PROBLEM REQUIREMENTS
Only a number is expected: how many lines in the entries that follow contain the word "icon"?

[GIVEN DATA — start]

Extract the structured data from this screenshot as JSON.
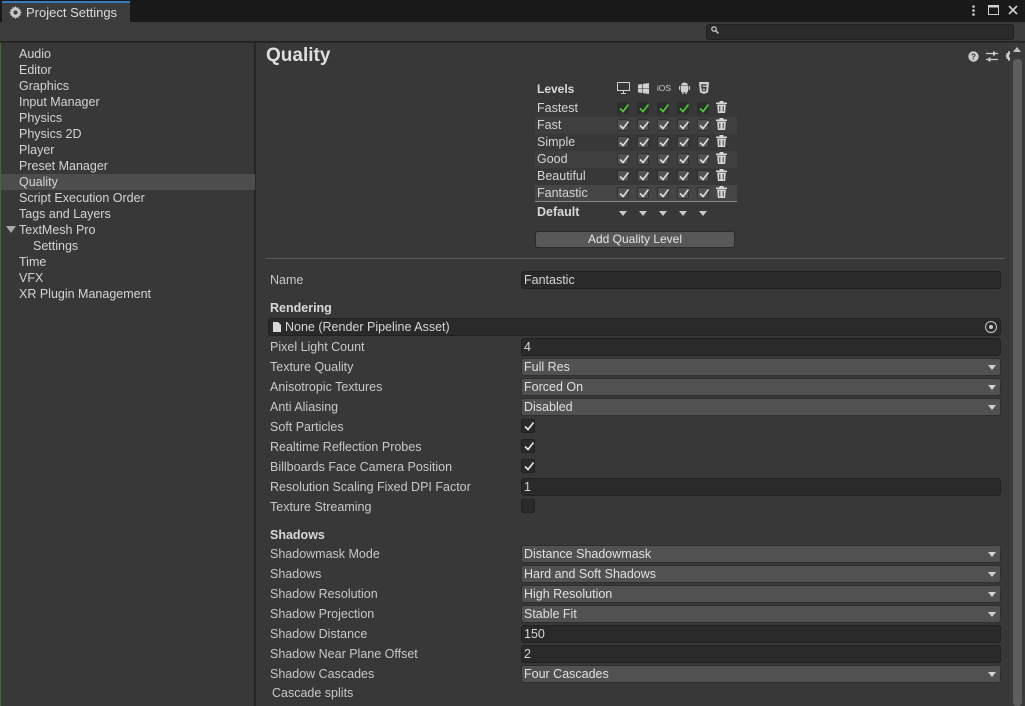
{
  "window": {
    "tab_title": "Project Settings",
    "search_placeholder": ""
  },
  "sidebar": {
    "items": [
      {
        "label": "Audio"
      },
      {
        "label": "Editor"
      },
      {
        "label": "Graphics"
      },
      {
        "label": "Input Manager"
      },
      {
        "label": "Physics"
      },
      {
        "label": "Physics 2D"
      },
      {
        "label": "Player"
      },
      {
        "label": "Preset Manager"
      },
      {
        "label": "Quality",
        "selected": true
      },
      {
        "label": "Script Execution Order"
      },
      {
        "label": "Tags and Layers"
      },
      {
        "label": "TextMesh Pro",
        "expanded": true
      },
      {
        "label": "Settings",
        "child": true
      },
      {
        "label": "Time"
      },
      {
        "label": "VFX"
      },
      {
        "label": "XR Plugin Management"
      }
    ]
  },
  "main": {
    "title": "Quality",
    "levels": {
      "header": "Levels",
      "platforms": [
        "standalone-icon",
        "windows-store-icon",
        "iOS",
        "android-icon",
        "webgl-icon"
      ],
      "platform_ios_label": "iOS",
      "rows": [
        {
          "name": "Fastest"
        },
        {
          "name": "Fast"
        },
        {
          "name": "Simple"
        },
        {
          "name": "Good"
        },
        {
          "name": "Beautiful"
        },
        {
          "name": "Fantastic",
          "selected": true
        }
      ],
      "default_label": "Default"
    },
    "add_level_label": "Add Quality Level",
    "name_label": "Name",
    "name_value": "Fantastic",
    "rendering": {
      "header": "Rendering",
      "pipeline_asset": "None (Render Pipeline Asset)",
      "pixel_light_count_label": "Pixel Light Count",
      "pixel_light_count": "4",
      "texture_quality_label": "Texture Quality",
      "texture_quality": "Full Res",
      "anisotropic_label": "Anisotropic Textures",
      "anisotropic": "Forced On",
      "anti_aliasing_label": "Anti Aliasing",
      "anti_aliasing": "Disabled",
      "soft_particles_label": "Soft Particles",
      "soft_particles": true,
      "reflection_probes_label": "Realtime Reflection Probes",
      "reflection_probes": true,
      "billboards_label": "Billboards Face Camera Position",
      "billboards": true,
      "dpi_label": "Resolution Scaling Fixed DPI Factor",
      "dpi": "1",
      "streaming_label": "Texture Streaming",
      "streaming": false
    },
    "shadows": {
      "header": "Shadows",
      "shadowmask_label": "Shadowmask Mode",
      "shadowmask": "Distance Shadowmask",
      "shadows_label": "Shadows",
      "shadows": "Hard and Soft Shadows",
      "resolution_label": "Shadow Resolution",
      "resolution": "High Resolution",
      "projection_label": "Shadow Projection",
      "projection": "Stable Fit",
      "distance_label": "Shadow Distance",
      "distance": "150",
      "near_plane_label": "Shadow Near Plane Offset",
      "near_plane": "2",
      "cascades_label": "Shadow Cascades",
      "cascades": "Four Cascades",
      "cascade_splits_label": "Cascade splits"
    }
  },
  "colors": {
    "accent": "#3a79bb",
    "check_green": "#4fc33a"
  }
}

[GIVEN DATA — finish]

RESPONSE TO THE EXERCISE
4